Okay, so I have assembled the following quote based upon comments that I hear about Downtown Colorado Springs often. I wish that no one actually says such things, but it is said because it is the simple band-aid to temporarily make a problem go away. We need to stop just putting on band aids and finding solutions.

Acacia Park is a problem for Downtown Colorado Springs and what we really need to do is close the park in the evenings and have security there at all times.

Acacia Park (illustrated in the map below; click to make larger), is a park in Downtown Colorado Springs that occupies a full City block. It is a park regarded by many as a liability for the Downtown community, due to its heavy use by The Others. The Others, of course, is a term that I am borrowing from the television show Lost because there really is no way to accurately describe the undesirable elements of Acacia Park. Some may refer to The Others as shadies, undesirablesdelinquents, homeless, etc. None of which can nicely and accurately fit.

Base Aerial courtesy of Bing Maps.

Base Aerial courtesy of Bing Maps.

The discussion of Acacia Park is relevant today, because we are in the Holiday Season and there have been great strides made toward activating Acacia Park. The Park was the nexus of activity Downtown during several events promoted by the Downtown Partnership under the creative and activist leadership of interim Executive Director, Hannah Parsons. My hat is off to Hannah, as she has been a great burst of energy for our City. My hat is also off to another lady, whom I have not yet had the pleasure to meet, Colorado Springs new Parks Director, Karen Palus. The following are some of the events that were centered on Acacia Park in the month of December with these two ladies leading the charge:
• Downtown Holiday Kick Off (Tree Lighting and Christmas carols)
• Festival of Lights Parade (Annual event onTejon Street)
• Skate in the Park (Temporary simulated “ice skating” surface in the Park)
• Holiday Stroll (Engagement of all Downtown businesses)
The reason that I bring up the events regarding this discussion of Acacia Park is that when Downtown was activated by the events, the The Others were no longer present in Acacia Park. To my knowledge, they were not asked to leave. They simply did not want to be there. Generally speaking, The Others, will position themselves in places that are isolated, unless of course they want to solicit something… then they will go where there are a lot of people. Although, the safety level in places with lots of people goes up due to The Others being lost in the midst of everyone else.
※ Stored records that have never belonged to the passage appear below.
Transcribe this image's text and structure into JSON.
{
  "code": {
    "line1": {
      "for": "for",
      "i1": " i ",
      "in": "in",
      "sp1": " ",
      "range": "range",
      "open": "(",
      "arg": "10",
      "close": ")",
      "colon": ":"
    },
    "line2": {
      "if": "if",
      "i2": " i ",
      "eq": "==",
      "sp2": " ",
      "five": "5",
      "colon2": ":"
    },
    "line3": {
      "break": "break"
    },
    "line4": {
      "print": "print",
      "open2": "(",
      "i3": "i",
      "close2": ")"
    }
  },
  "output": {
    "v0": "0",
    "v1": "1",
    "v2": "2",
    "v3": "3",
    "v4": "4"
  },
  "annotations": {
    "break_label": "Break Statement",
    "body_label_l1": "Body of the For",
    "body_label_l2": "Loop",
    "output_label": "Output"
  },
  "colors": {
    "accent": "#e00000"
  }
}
Make sense?
Let me elaborate a little further. We noticed the same activity during Better Block Pikes Peak. In fact, the Time lapse video even illustrates it to a degree with the quantity of people in the median conversing, enjoying the art, playing music, hula-hooping and even doing some amazing acrobatic activity (I don’t know what this is called that they are doing, but I am positive that there is a name for it… and it was Awesome!). It is quite spectacular to see the psychology of where people want to be. Check out some of art, acrobatic activity and other photos from Better Block Pikes Peak here.
I will leave you with a couple more brief thoughts, followed up by an excerpt from one of my favorite books, regarding our urban places:

  • If we ignore, or decide to write-off, a place someone else will occupy it. Once it is ignored, it takes a concerted effort to revive the place.
  • No, throwing security and money at a place is not the solution unless it involves a long-term strategy to activate it, ideally with a return on the investment for adjacent property owners.
  • Programming is critical, at least at the beginning of the resurrection, to the success of the place. If we are lucky enough, beyond the initial programming, it will organically become active.
  • Design is beneficial, but when in isolation, it will not make a place great. Our country is littered with beautifully designed places that sit empty and become havens for The Others. (Side note: My friends at HB&A took on Acacia Park a year or two ago and came up with some great concepts that are worth watching.)

An excerpt the book The Death and Life of Great American Cities by Jane Jacobs:

“A city street equipped to handle strangers, and to make a safety asset, in itself, our of the presence of strangers, as the streets of successful city neighborhoods always do, must have three main qualities:
First, there must be a clear demarcation between what is public space and what is private space. Public and private spaces cannot ooze into each other as they do typically in suburban settings or in projects.
Second, there must be eyes upon the street, eyes belonging to those we might call the natural proprietors of the street. The buildings on a street equipped to handle strangers and to insure the safety of both residents and strangers, must be oriented to the street. They cannot turn their backs or blank sides on it and leave it blind.
And third, the sidewalk must have users on it fairly continuously, both to add to the number of effective eyes on the street and to induce the people in buildings along the street to watch the sidewalks in sufficient numbers. Nobody enjoys sitting on a stoop or looking out a window at an empty street. Almost nobody does such a thing. Large numbers of people entertain themselves, off and on, by watching street activity.”